Tuesday, November 3, 2009
Sleeping On The Job
My husband gave me explicit instructions to go to the store today and buy lots of mouse traps. He swears he awoke last night and a mouse was on his arm. I must of given a, 'Yeh, sure!', look because he emphasized his point stating that he'd found a mouse turd in the bed this morning. It was probably the same mouse we'd seen twice in the kitchen and it obviously feels it has the run of the house.
(Sleeping on the job.)
Which I'm wondering why it's so comfortable scampering about when we have two cats for mouse control? Okay, let me restate that. Why should it feel so bold when we have Reginald, the great white and gray hunter who kills mice, rabbits (even full grown ones) and an occasional vole or bird? Anyone who knows our other cat, Bridgette, knows she's purely ornamental and Reginald is on his own. She is the queen, no not literally since she's never had kittens but figuratively, for she's the one who complains if her water dish isn't full, not half full but full, or her self feeding cat dish runs low on the assortment of cat foods I mix together for her dining pleasure.
So we know not to look to Bridgette to rescue us despite the fact that her mother was the best mouser we've ever had at the corrals and picked fights with dogs, big ones. Her father was a tramp, covered in battle scars and whipped every cat in the neighborhood, sending most of them to the vet at least once. Her parents may of been fighters but she's a wimp who hisses every time she goes down a dark hallway to see if anything responds to her threatening challenge. Not because she's itching for a fight but because she wants heads up so she can turn tail and run for cover.
Note the tufts of fur between her feet. She has fur with guard hairs on top and it spins well somewhat like the fur from an angora rabbit but not quite so flighty. I suspect that she is half Norwegian Forest Cat as she had the body type of a Manx when she was younger and the breed is suspected of being half Manx and half Mane Coon. The cats once guarded the Viking's grain bins. Bridgette is fourteen years old and we raised her on goat's milk with an eye dropper.
When I'd told our daughter we had a mouse and the cats weren't doing anything about it, she offered her husband telling me he was good at getting rid of mice. I remembered the story she'd told me a couple weeks ago. She'd been sitting on the couch relaxing after putting the kids to bed and suddenly screamed, "Toby come quick, it's an emergency." He came running up from the basement and when he arrived she'd told him that she'd seen a mouse in the kitchen. He took off and came back with a pellet gun and a small flashlight. The mouse who'd been moseying around the kitchen ran for cover. Toby pulled the dishwasher out from the wall exposing the mouse, positioned the flashlight along the gun like he was a member of the S.W.A.T. team, took aim at the cowering creature, and shot. The mouse staggered onto the kitchen floor and fell over dead. Our daughter hasn't quit laughing about it.

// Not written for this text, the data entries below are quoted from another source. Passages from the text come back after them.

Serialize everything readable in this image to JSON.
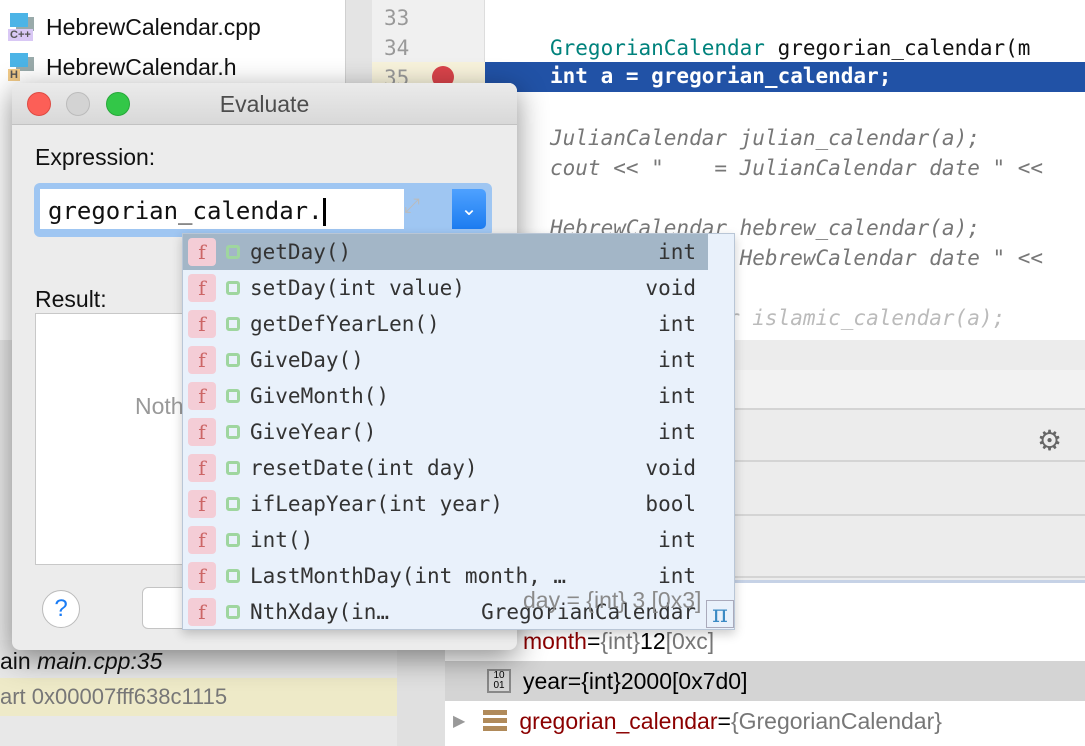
{
  "project": {
    "files": [
      {
        "name": "HebrewCalendar.cpp",
        "tag": "C++"
      },
      {
        "name": "HebrewCalendar.h",
        "tag": "H"
      }
    ]
  },
  "editor": {
    "line_numbers": [
      "33",
      "34",
      "35"
    ],
    "lines": [
      {
        "type": "GregorianCalendar",
        "rest": " gregorian_calendar(m"
      },
      {
        "text": "int a = gregorian_calendar;"
      },
      {
        "text": "JulianCalendar julian_calendar(a);"
      },
      {
        "text": "cout << \"    = JulianCalendar date \" <<"
      },
      {
        "text": "HebrewCalendar hebrew_calendar(a);"
      },
      {
        "text": "cout <<      = HebrewCalendar date \" <<"
      },
      {
        "text": "IslamicCalendar islamic_calendar(a);"
      }
    ]
  },
  "debug": {
    "frame": {
      "func": "ain",
      "file": "main.cpp:35"
    },
    "frame2": "art 0x00007fff638c1115",
    "variables": [
      {
        "name": "day",
        "value": "= {int} 3 [0x3]"
      },
      {
        "name": "month",
        "eq": " = ",
        "type": "{int}",
        "val": " 12 ",
        "hex": "[0xc]"
      },
      {
        "name": "year",
        "eq": " = ",
        "type": "{int}",
        "val": " 2000 ",
        "hex": "[0x7d0]"
      },
      {
        "name": "gregorian_calendar",
        "eq": " = ",
        "type": "{GregorianCalendar}"
      }
    ]
  },
  "dialog": {
    "title": "Evaluate",
    "expression_label": "Expression:",
    "expression_value": "gregorian_calendar.",
    "result_label": "Result:",
    "result_placeholder": "Nothing to show",
    "help": "?"
  },
  "completion": {
    "items": [
      {
        "name": "getDay()",
        "type": "int"
      },
      {
        "name": "setDay(int value)",
        "type": "void"
      },
      {
        "name": "getDefYearLen()",
        "type": "int"
      },
      {
        "name": "GiveDay()",
        "type": "int"
      },
      {
        "name": "GiveMonth()",
        "type": "int"
      },
      {
        "name": "GiveYear()",
        "type": "int"
      },
      {
        "name": "resetDate(int day)",
        "type": "void"
      },
      {
        "name": "ifLeapYear(int year)",
        "type": "bool"
      },
      {
        "name": "int()",
        "type": "int"
      },
      {
        "name": "LastMonthDay(int month, …",
        "type": "int"
      },
      {
        "name": "NthXday(in…",
        "type": "GregorianCalendar"
      }
    ],
    "icon_letter": "f",
    "pi": "π"
  }
}
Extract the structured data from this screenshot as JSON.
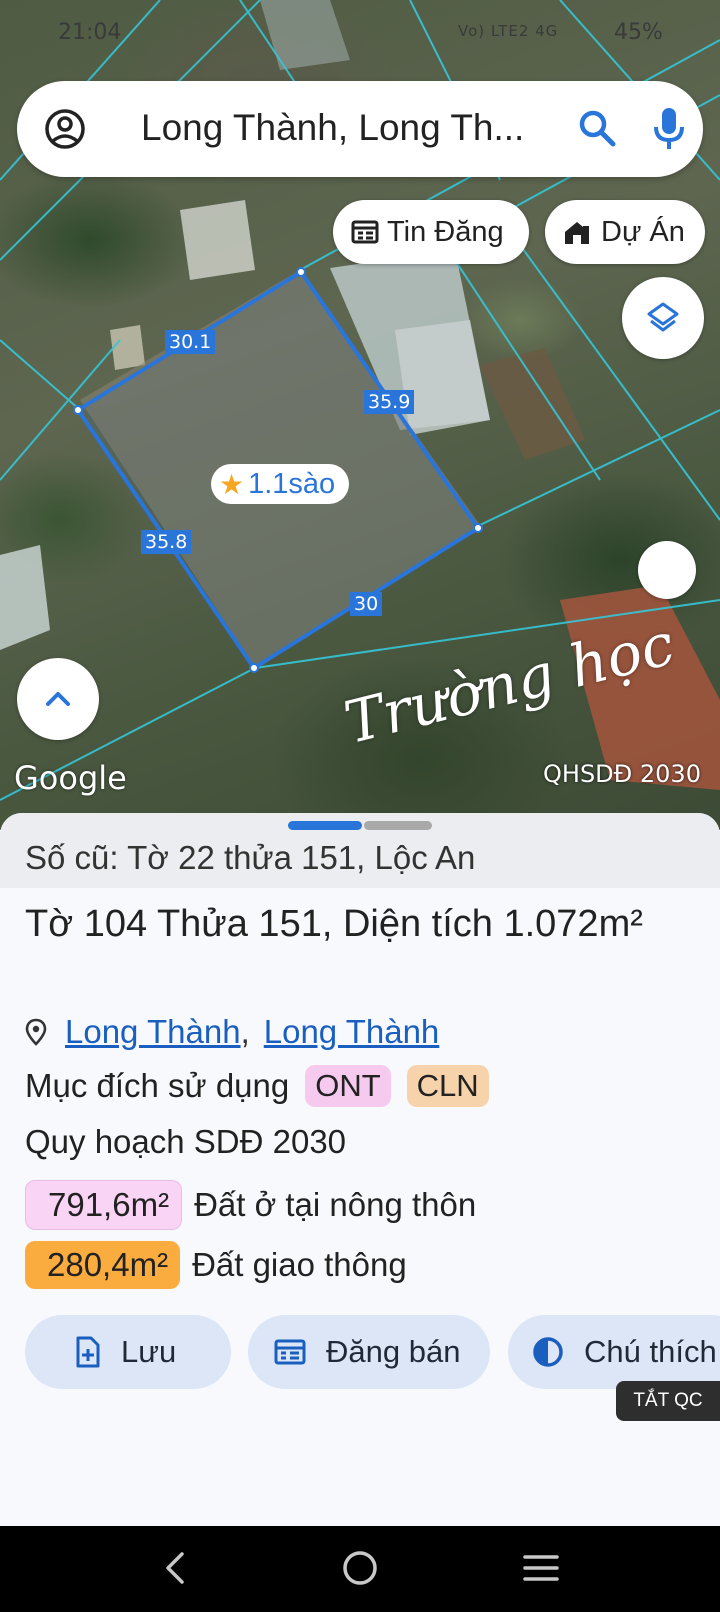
{
  "status_bar": {
    "time": "21:04",
    "signal": "Vo) LTE2 4G",
    "battery": "45%"
  },
  "search": {
    "query": "Long Thành, Long Th..."
  },
  "chips": {
    "tin_dang": "Tin Đăng",
    "du_an": "Dự Án"
  },
  "map": {
    "dimensions": [
      "30.1",
      "35.9",
      "35.8",
      "30"
    ],
    "area_label": "1.1sào",
    "google": "Google",
    "watermark": "Trường học",
    "plan_badge": "QHSDĐ 2030"
  },
  "sheet": {
    "old_ref": "Số cũ: Tờ 22 thửa 151, Lộc An",
    "title": "Tờ 104 Thửa 151, Diện tích 1.072m²",
    "location": {
      "district": "Long Thành",
      "separator": ",",
      "commune": "Long Thành"
    },
    "purpose_label": "Mục đích sử dụng",
    "purpose_codes": [
      "ONT",
      "CLN"
    ],
    "plan_title": "Quy hoạch SDĐ 2030",
    "land_uses": [
      {
        "area": "791,6m²",
        "label": "Đất ở tại nông thôn",
        "color": "#f9d4f5"
      },
      {
        "area": "280,4m²",
        "label": "Đất giao thông",
        "color": "#fbac3e"
      }
    ],
    "actions": {
      "save": "Lưu",
      "post": "Đăng bán",
      "legend": "Chú thích"
    },
    "ad_off": "TẮT QC"
  },
  "colors": {
    "accent": "#2a75d9",
    "link": "#1a5fc0",
    "button_bg": "#dce6f6"
  }
}
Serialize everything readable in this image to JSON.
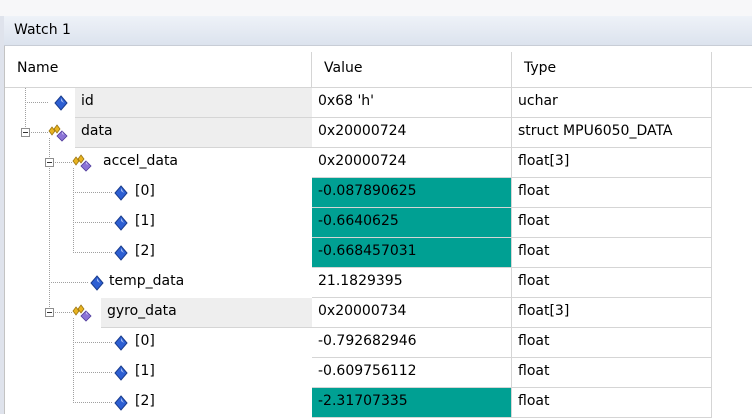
{
  "window": {
    "title": "Watch 1"
  },
  "columns": {
    "name": "Name",
    "value": "Value",
    "type": "Type"
  },
  "colors": {
    "changed_value_bg": "#00a093",
    "name_highlight_bg": "#eeeeee",
    "member_icon": "#2255cc"
  },
  "rows": [
    {
      "name": "id",
      "value": "0x68 'h'",
      "type": "uchar",
      "icon": "variable-diamond-icon",
      "changed": false
    },
    {
      "name": "data",
      "value": "0x20000724",
      "type": "struct MPU6050_DATA",
      "icon": "struct-icon",
      "changed": false,
      "expanded": true
    },
    {
      "name": "accel_data",
      "value": "0x20000724",
      "type": "float[3]",
      "icon": "struct-icon",
      "changed": false,
      "expanded": true
    },
    {
      "name": "[0]",
      "value": "-0.087890625",
      "type": "float",
      "icon": "variable-diamond-icon",
      "changed": true
    },
    {
      "name": "[1]",
      "value": "-0.6640625",
      "type": "float",
      "icon": "variable-diamond-icon",
      "changed": true
    },
    {
      "name": "[2]",
      "value": "-0.668457031",
      "type": "float",
      "icon": "variable-diamond-icon",
      "changed": true
    },
    {
      "name": "temp_data",
      "value": "21.1829395",
      "type": "float",
      "icon": "variable-diamond-icon",
      "changed": false
    },
    {
      "name": "gyro_data",
      "value": "0x20000734",
      "type": "float[3]",
      "icon": "struct-icon",
      "changed": false,
      "expanded": true
    },
    {
      "name": "[0]",
      "value": "-0.792682946",
      "type": "float",
      "icon": "variable-diamond-icon",
      "changed": false
    },
    {
      "name": "[1]",
      "value": "-0.609756112",
      "type": "float",
      "icon": "variable-diamond-icon",
      "changed": false
    },
    {
      "name": "[2]",
      "value": "-2.31707335",
      "type": "float",
      "icon": "variable-diamond-icon",
      "changed": true
    }
  ]
}
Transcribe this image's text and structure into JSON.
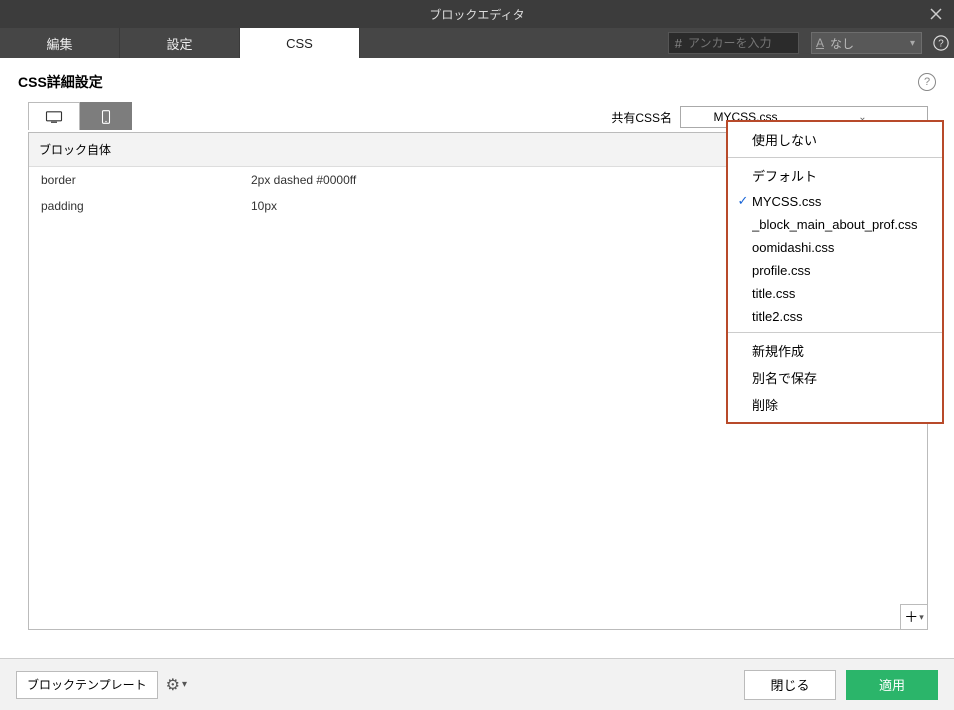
{
  "titlebar": {
    "title": "ブロックエディタ"
  },
  "tabs": {
    "edit": "編集",
    "settings": "設定",
    "css": "CSS"
  },
  "anchor": {
    "hash": "#",
    "placeholder": "アンカーを入力"
  },
  "font": {
    "icon": "A",
    "label": "なし"
  },
  "subheader": {
    "title": "CSS詳細設定"
  },
  "sharecss": {
    "label": "共有CSS名",
    "selected": "MYCSS.css"
  },
  "panel": {
    "section": "ブロック自体",
    "props": [
      {
        "k": "border",
        "v": "2px dashed #0000ff"
      },
      {
        "k": "padding",
        "v": "10px"
      }
    ]
  },
  "dropdown": {
    "groups": [
      {
        "items": [
          {
            "label": "使用しない",
            "checked": false
          }
        ]
      },
      {
        "items": [
          {
            "label": "デフォルト",
            "checked": false
          },
          {
            "label": "MYCSS.css",
            "checked": true
          },
          {
            "label": "_block_main_about_prof.css",
            "checked": false
          },
          {
            "label": "oomidashi.css",
            "checked": false
          },
          {
            "label": "profile.css",
            "checked": false
          },
          {
            "label": "title.css",
            "checked": false
          },
          {
            "label": "title2.css",
            "checked": false
          }
        ]
      },
      {
        "items": [
          {
            "label": "新規作成",
            "checked": false
          },
          {
            "label": "別名で保存",
            "checked": false
          },
          {
            "label": "削除",
            "checked": false
          }
        ]
      }
    ]
  },
  "footer": {
    "template_btn": "ブロックテンプレート",
    "close": "閉じる",
    "apply": "適用"
  }
}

I thanked her for the offer of the use of her husband, one shot Toby - the deadliest member of the anti-mouse terrorist S.W.A T. team, but I was afraid it had been just a lucky shot, don't tell him I said that, and didn't feel comfortable letting him loose in my newly remodeled kitchen. So I'll just have to go shopping for mouse traps while I wonder where I've gone wrong.
Is it the fact that I've taught the cats they must not touch the newborn chicks that are in the cages in the basement each spring? Or has it to do with the fact I have brought home newborn piglets and placed them in a box in the kitchen to bottle feed? Maybe the cats just think any creature in the house must not be touched and belongs until I remove it. Then how do I tell the cats that the mouse does not belong in the house? I've verbally instructed them to, "Get the mouse." That always worked with our cat, Buttercup, but she's long dead and my Doctor Doolittle skills are obviously rusty. So I call upon you, oh wise and great new blog friends, - tell me - where have I gone wrong?